What most educators would call “subjects” or “disciplines,” Jeff Hopkins, principal of the Pacific School of Innovation and Inquiry, regards as “silos” when they restrict the scope of learning and nodes of a knowledge network when they serve as points of interconnection. Rather than teaching, evaluating, and assessing students around distinct subjects, PSII educators guide students in projects that matter to them, which require tying together multiple subjects. Hopkins and his teachers are big on the word “consilience,” which biologist E.O. Wilson popularized as a focus on “the unity of knowledge.” Although this approach may seem vague and general, Hopkins and his colleagues have detailed exactly how they facilitate learning through innovation and inquiry with their students.

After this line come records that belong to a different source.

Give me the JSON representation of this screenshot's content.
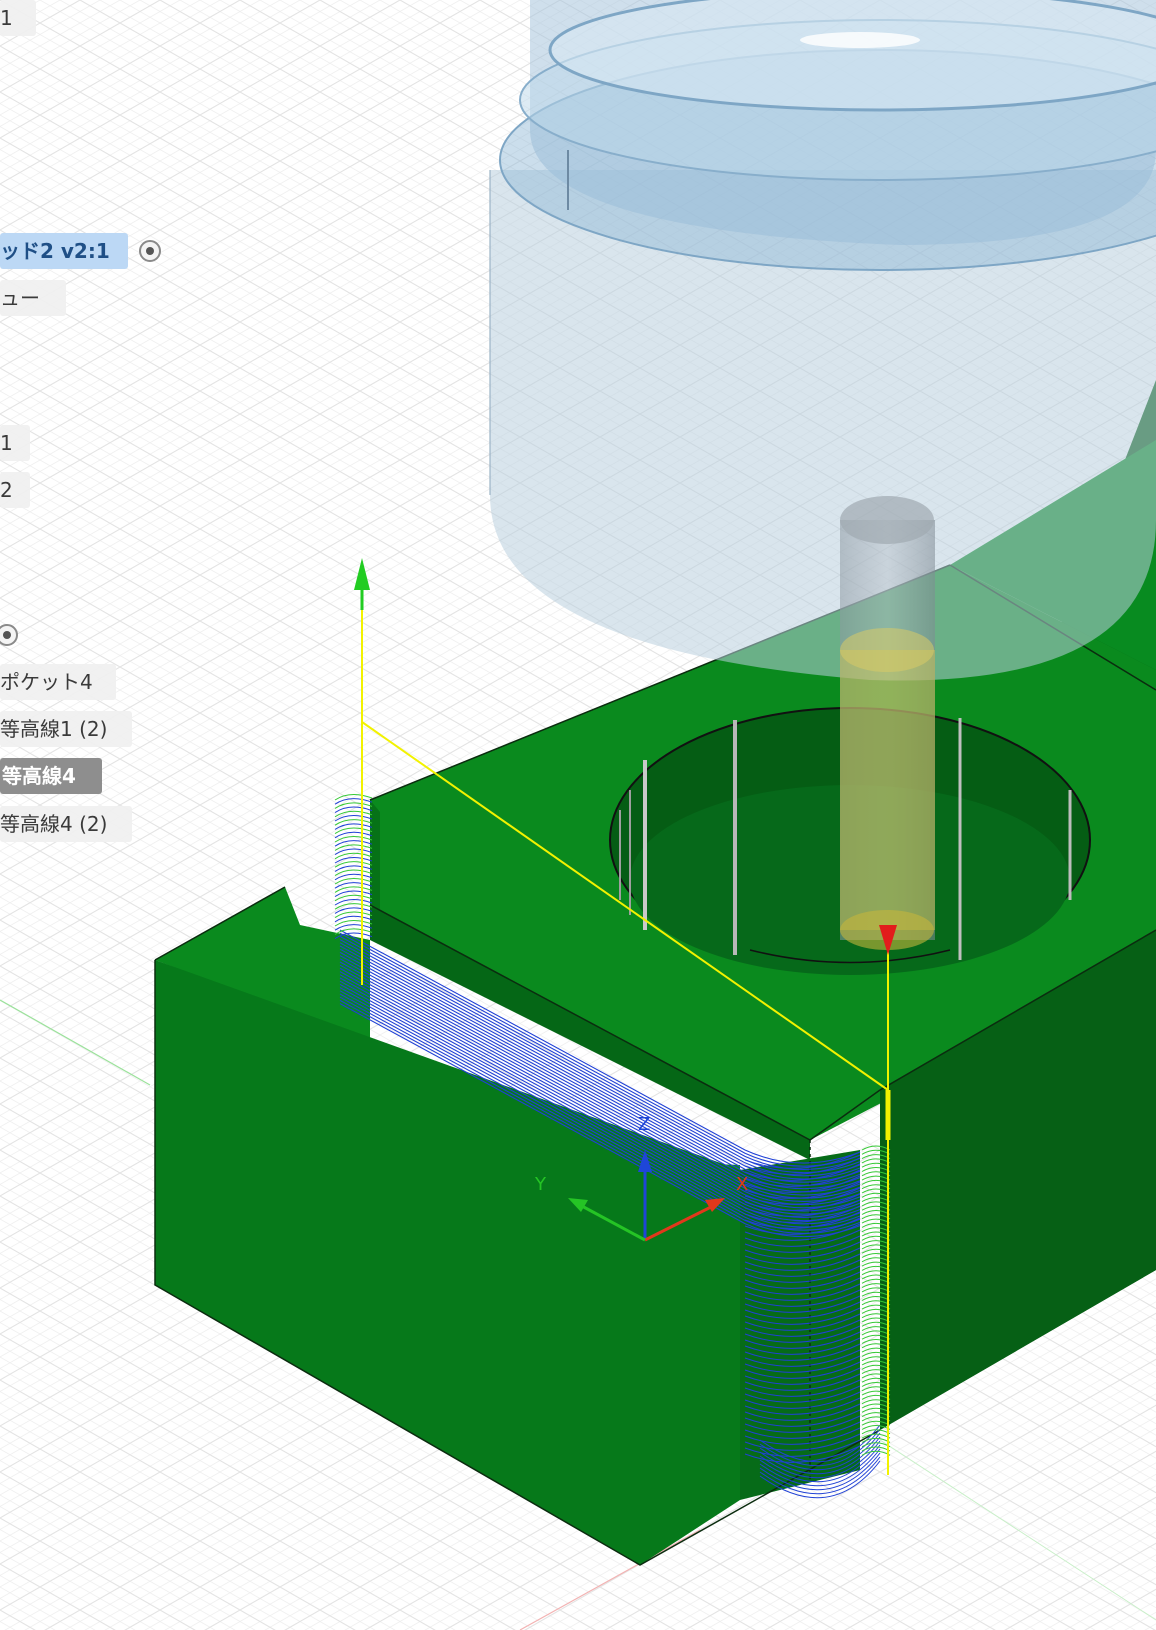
{
  "browser": {
    "top_fragment": "1",
    "component_label": "ッド2 v2:1",
    "view_label": "ュー",
    "item_1": "1",
    "item_2": "2",
    "operations": [
      {
        "label": "ポケット4"
      },
      {
        "label": "等高線1 (2)"
      },
      {
        "label": "等高線4"
      },
      {
        "label": "等高線4 (2)"
      }
    ]
  },
  "viewcube_axes": {
    "x": "X",
    "y": "Y",
    "z": "Z"
  },
  "colors": {
    "stock_green": "#0a7e1a",
    "toolpath_blue": "#1f3fd0",
    "rapid_yellow": "#f2f200",
    "holder_blue": "#a9c7de",
    "grid": "#e2e2e2"
  }
}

Hopkins recognizes that his work with an independent school is leaping ahead of what traditional schools in Canada are ready to adopt, but he believes in what he calls a “split-screen approach” that reminded me of Doug Engelbart’s notion of “high performance teams” that shoot ahead of the rest of their institution, but blaze trails that others can follow. While only a handful of schools could implement quickly the kind of radical curriculum experiments that PSII is pioneering, other schools could move in that direction at their own pace, using the “acceleration group” of schools as their prototype.
The PSII website illustrates for prospective students the differences between traditional and PSII curricula: where traditional schools cover subjects, PSII uncovers them. Curriculum is built on learners’ personal interests in close relationship with teachers who aim to nudge more than assign. Personal learning paths for each student are co-created between learners and teachers; “learning is based in valued human attributes, then competencies, then personal and universal learning goals.” Instead of grouping learners by age/grade levels, they are grouped in whatever configurations make sense — sometimes by similarity, sometimes by difference, sometimes by interest. “Learners are encouraged to develop real projects, based on their own inquiries.” Online networks and forums are employed when appropriate, in addition to face-to-face learning. “Personal health plans” replace traditional PE.
PSII’s aspirations, methodology, and student work may seem radical and perhaps unworkable to teachers and administrators working within traditional institutional frameworks, but Hopkins, and the pedagogy illustrated on PSII’s website, make learning communities based on “innovation and inquiry” seem possible. Watch and listen to Hopkins in this brief video conversation and ask yourself whether this principal might be able to pull off an idealized curriculum that others might see as improbable if not impossible in their own setting. If not the whole package, are there elements that could be adopted?
Banner image credit: Connected Learning Alliance